## [Exercise aim]
Below are entries. Pull out all lines containing "must".

START Data records

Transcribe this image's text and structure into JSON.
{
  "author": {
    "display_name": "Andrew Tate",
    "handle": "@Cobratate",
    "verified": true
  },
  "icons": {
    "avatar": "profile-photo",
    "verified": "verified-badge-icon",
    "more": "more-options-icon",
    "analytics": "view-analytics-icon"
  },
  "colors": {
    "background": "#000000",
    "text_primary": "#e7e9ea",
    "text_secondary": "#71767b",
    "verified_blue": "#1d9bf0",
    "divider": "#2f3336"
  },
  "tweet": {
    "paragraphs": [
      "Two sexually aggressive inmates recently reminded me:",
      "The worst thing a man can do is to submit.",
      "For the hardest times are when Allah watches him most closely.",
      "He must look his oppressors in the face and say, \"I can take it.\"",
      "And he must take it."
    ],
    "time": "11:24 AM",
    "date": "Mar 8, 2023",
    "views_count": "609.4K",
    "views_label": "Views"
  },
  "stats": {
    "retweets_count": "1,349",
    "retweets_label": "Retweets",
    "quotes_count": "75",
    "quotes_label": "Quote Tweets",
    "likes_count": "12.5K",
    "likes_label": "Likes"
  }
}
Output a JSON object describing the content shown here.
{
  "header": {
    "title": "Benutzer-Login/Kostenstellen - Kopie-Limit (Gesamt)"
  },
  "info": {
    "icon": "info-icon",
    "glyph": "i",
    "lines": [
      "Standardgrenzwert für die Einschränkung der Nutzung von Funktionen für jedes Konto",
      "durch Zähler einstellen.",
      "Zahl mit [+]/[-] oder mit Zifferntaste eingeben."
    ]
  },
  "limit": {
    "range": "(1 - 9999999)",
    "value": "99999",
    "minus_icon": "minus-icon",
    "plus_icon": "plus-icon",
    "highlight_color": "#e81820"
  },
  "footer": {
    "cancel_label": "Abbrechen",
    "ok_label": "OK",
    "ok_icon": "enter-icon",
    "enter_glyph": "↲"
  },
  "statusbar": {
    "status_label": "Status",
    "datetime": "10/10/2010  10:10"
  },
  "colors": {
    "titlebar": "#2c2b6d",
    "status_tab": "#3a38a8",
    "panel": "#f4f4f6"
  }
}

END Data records

## [Answer to the exercise]
      "He must look his oppressors in the face and say, \"I can take it.\"",
      "And he must take it."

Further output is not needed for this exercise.